• **Task details**: When the string "current" appears in a line of the records, show the whole line.

───

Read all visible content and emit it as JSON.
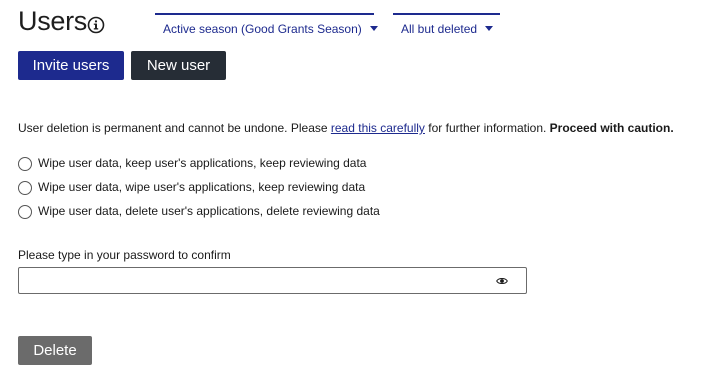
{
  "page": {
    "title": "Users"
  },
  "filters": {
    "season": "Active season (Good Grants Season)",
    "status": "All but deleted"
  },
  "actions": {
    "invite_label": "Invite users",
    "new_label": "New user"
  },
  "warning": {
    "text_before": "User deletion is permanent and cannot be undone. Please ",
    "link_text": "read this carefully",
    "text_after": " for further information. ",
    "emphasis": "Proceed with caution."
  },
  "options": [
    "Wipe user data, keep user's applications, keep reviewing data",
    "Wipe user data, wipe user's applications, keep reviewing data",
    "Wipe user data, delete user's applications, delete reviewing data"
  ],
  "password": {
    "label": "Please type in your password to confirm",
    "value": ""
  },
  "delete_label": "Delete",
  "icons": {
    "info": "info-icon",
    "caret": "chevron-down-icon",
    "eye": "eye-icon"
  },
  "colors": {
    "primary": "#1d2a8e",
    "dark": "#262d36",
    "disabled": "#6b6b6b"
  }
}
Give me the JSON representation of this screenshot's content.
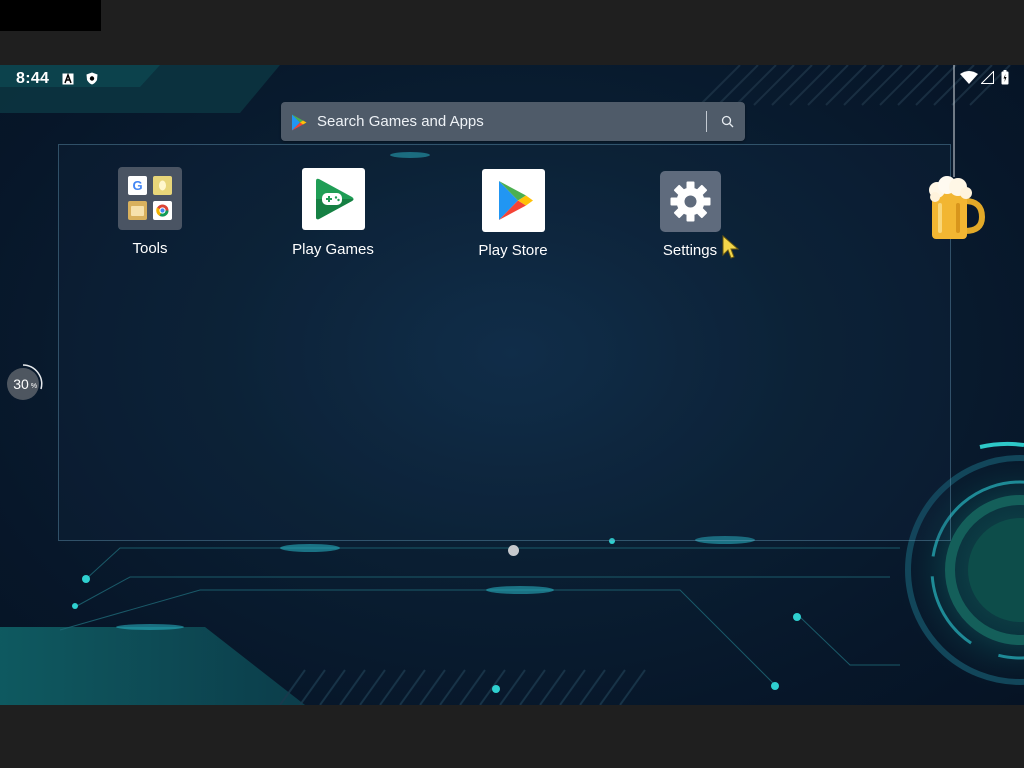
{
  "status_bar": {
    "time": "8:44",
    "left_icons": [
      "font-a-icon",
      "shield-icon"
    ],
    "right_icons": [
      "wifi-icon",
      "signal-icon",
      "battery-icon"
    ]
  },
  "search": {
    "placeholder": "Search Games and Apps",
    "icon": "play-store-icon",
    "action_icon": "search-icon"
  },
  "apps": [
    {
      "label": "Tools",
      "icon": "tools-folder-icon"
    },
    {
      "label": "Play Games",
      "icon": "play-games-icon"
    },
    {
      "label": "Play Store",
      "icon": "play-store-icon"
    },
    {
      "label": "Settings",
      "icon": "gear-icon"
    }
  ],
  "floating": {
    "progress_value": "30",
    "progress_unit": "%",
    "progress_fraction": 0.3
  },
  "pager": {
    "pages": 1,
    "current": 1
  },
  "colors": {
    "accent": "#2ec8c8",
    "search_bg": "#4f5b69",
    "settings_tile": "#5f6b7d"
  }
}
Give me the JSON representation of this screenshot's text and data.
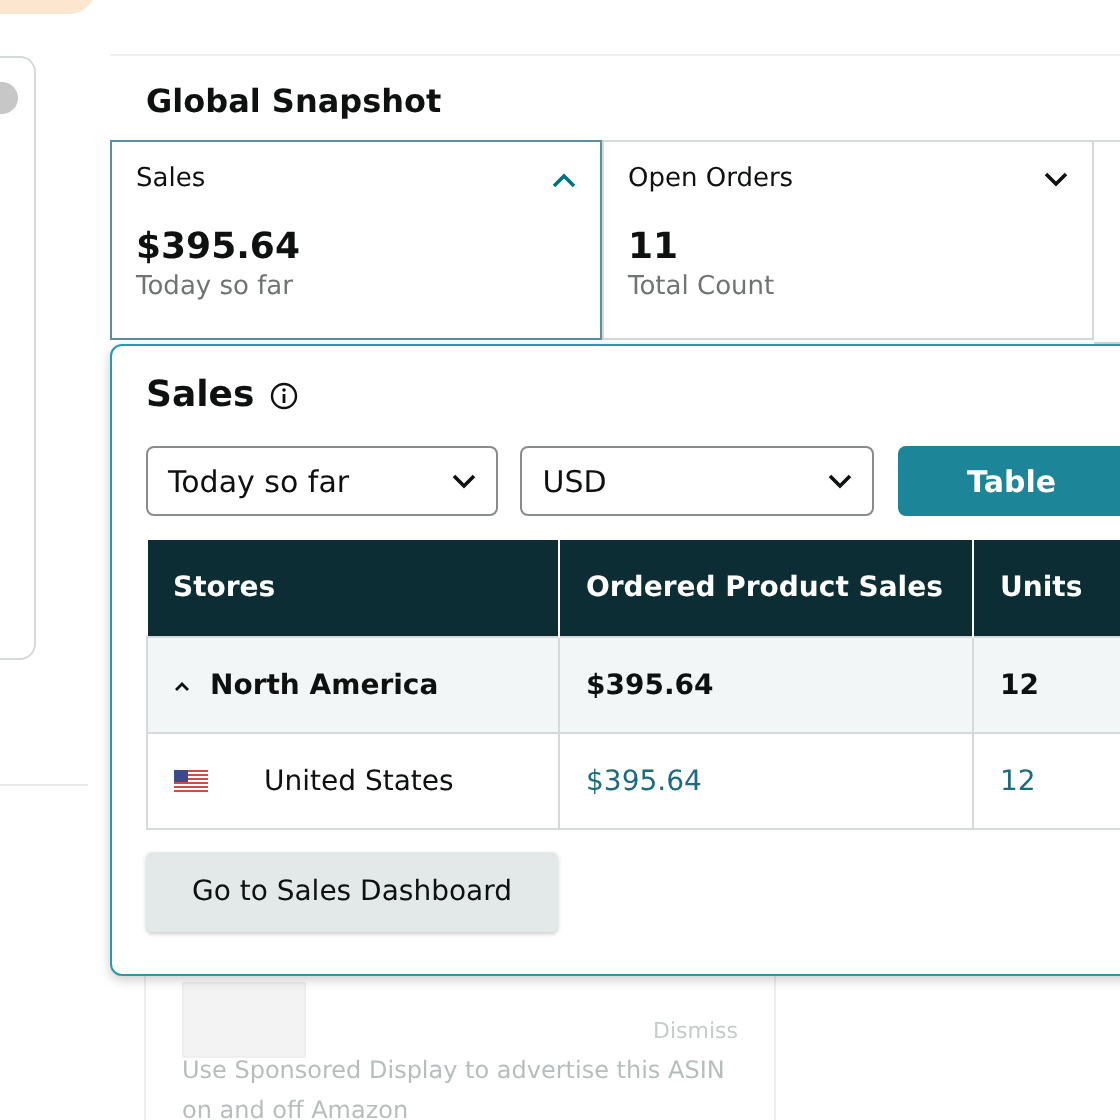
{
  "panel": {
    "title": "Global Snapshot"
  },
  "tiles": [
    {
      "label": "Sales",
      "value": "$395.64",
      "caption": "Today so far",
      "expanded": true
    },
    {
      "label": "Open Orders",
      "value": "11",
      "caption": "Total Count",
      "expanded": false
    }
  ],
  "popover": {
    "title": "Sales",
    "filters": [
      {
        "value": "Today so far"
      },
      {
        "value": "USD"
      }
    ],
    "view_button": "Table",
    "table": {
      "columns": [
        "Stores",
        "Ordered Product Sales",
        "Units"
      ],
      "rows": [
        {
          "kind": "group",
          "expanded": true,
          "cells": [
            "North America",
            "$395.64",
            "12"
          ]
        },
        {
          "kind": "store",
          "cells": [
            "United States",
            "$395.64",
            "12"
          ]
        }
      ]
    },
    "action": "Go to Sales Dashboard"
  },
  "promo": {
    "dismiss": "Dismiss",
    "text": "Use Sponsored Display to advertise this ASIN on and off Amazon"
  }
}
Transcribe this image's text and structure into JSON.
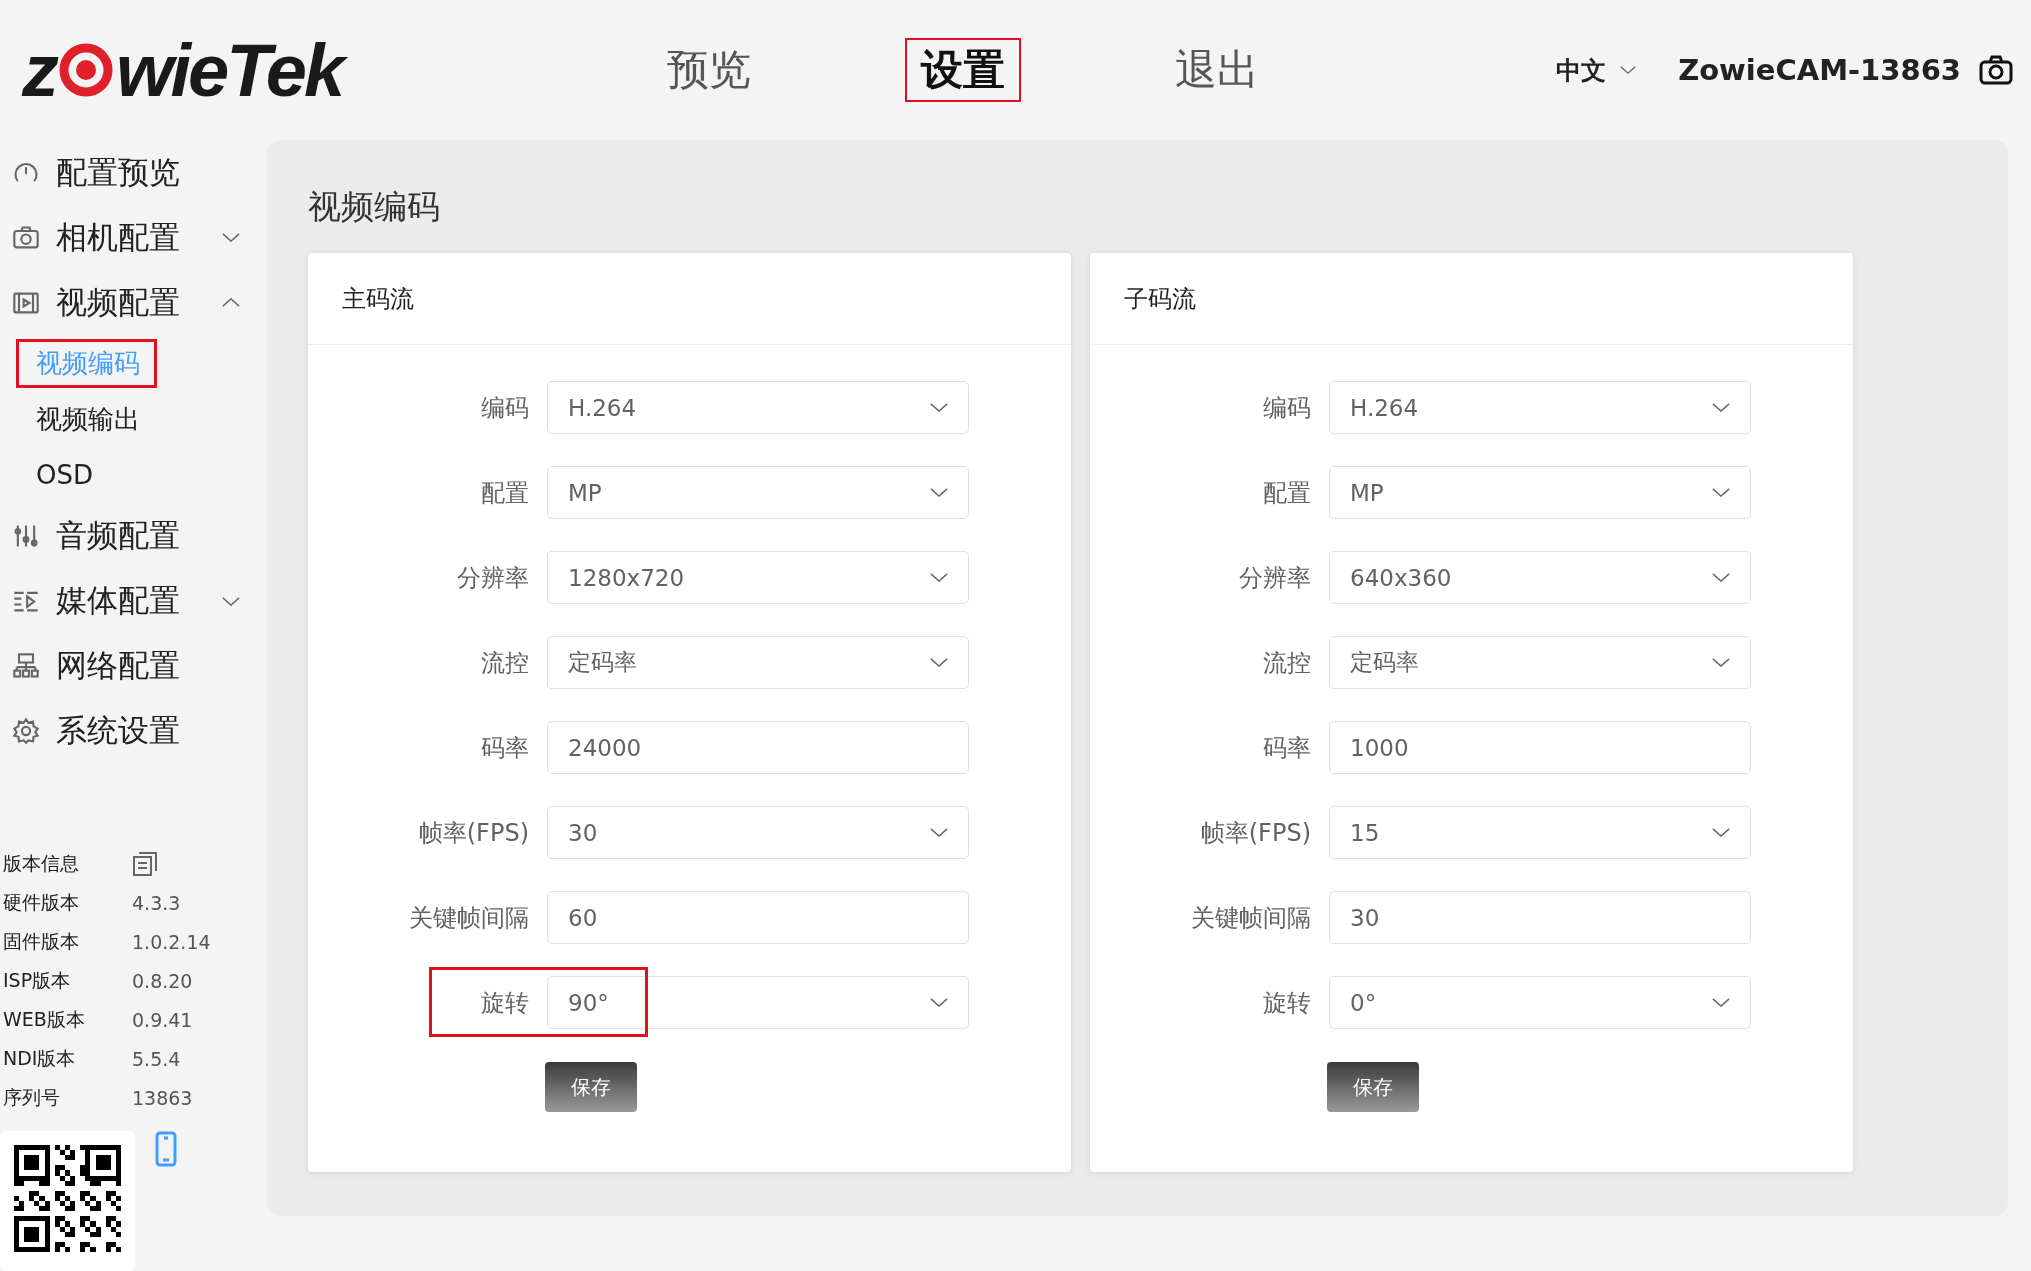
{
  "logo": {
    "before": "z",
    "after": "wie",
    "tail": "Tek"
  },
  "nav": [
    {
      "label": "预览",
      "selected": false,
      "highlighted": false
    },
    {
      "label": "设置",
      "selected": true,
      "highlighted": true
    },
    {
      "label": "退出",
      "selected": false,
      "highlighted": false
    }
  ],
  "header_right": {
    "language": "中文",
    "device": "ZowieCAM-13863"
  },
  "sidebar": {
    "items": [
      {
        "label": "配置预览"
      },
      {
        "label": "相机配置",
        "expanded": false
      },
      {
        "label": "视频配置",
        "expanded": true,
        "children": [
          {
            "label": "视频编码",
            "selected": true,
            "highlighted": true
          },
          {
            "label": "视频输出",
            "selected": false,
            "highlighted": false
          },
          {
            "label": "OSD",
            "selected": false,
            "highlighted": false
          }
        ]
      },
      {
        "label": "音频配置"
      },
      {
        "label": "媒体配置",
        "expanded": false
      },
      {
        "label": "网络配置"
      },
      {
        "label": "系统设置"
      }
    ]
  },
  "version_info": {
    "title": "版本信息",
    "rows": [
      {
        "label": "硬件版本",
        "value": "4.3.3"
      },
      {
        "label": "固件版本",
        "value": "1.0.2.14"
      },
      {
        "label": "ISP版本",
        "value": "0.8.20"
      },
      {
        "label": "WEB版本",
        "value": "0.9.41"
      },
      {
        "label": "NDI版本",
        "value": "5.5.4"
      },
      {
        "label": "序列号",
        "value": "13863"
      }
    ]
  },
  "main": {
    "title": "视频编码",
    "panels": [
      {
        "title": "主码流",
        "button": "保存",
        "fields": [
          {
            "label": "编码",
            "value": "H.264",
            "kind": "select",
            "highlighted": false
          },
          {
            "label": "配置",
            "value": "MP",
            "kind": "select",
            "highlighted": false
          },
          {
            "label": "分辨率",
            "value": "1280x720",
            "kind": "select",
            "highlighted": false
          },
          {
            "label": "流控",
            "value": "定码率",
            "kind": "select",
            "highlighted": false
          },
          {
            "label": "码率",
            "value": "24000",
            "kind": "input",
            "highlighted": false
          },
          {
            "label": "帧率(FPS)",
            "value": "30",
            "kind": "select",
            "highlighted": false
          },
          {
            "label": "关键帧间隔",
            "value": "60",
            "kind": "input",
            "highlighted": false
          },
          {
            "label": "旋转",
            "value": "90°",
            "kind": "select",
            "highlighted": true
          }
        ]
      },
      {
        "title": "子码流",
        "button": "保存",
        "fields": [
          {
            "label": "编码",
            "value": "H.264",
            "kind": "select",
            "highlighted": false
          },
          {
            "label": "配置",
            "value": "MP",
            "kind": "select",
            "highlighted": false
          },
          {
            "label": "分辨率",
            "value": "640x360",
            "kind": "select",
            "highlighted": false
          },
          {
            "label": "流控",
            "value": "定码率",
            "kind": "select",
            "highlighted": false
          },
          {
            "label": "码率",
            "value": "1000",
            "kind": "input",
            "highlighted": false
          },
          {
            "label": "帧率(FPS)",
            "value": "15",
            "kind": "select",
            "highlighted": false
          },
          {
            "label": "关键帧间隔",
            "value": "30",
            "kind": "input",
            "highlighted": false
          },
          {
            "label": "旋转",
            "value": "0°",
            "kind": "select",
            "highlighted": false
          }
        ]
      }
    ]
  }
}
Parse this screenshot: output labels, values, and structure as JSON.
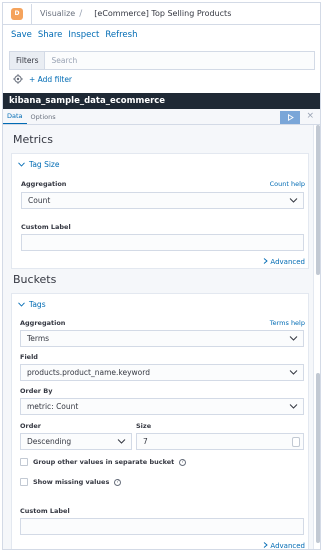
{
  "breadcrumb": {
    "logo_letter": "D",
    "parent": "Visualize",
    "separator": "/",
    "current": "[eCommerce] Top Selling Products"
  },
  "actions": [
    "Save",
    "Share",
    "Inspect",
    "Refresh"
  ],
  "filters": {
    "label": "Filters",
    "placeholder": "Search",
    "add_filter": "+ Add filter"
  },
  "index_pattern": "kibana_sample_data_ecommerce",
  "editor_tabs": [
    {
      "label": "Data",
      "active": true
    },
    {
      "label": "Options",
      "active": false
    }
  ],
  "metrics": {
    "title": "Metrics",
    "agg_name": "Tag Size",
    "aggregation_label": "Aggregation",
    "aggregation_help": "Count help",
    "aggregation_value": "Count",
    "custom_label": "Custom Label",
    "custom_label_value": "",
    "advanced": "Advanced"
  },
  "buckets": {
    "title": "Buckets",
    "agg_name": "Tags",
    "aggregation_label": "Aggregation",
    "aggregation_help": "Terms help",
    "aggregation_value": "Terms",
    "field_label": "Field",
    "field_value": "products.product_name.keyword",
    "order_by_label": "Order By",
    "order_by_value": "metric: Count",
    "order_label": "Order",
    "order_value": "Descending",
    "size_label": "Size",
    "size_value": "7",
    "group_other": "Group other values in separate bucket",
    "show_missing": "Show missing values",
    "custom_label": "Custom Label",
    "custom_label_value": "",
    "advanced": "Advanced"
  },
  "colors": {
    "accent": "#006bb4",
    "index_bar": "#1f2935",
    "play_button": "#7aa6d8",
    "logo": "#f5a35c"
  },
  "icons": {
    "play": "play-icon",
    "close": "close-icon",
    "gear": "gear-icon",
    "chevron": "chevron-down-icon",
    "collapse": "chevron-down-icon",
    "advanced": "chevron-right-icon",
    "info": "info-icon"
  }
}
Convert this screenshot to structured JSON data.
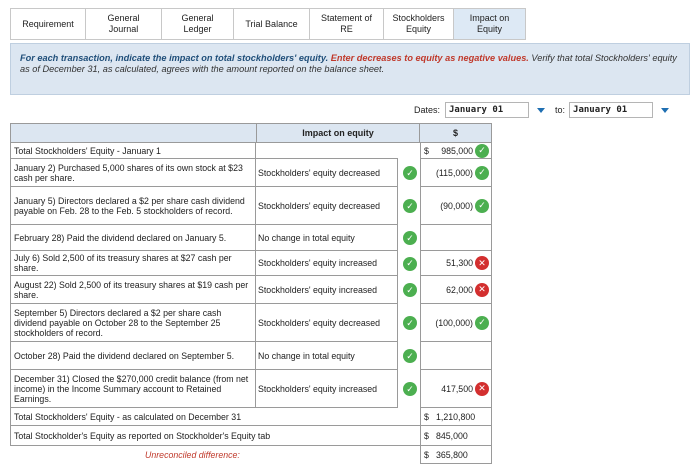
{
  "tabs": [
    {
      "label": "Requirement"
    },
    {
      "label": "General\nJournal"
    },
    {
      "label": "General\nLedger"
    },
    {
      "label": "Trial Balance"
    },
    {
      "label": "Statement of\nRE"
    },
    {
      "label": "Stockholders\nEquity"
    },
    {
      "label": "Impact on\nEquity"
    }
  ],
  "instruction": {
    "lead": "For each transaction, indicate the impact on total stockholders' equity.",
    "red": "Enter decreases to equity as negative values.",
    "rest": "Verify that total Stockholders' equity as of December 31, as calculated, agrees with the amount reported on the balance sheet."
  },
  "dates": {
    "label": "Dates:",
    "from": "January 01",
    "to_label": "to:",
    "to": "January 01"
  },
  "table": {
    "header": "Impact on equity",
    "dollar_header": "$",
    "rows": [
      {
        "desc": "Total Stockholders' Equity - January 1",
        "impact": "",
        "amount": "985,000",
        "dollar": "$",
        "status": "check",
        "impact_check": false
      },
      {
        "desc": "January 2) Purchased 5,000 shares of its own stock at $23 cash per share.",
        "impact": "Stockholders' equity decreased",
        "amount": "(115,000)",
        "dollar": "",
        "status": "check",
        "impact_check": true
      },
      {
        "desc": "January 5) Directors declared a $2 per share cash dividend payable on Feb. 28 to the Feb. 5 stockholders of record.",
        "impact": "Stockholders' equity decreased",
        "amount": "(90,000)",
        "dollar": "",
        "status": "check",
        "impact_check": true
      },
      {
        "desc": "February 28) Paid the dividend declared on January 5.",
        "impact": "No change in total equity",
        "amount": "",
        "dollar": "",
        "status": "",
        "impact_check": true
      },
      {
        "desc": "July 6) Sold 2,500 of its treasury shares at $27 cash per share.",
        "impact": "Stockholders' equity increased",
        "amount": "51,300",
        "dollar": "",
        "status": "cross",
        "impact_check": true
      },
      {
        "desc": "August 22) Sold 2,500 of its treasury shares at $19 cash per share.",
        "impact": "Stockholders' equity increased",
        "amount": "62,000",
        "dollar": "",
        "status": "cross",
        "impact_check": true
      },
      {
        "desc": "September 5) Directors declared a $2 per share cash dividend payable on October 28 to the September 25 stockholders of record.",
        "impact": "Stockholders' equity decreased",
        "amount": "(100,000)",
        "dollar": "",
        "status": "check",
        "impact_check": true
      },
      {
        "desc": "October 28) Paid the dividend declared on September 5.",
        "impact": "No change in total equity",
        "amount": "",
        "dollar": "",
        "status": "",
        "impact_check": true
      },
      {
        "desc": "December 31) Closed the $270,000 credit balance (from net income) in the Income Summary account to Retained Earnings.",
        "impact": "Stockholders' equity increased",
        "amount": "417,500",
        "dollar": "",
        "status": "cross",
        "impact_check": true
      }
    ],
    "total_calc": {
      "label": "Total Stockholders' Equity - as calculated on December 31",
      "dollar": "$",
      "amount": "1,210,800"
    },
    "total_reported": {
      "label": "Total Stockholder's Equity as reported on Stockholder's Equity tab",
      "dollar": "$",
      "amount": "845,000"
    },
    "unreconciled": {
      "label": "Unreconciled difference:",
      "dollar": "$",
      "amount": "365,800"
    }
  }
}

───

• **Expected answer**:
    "current": 1
    "current": "[eCommerce] Top Selling Products"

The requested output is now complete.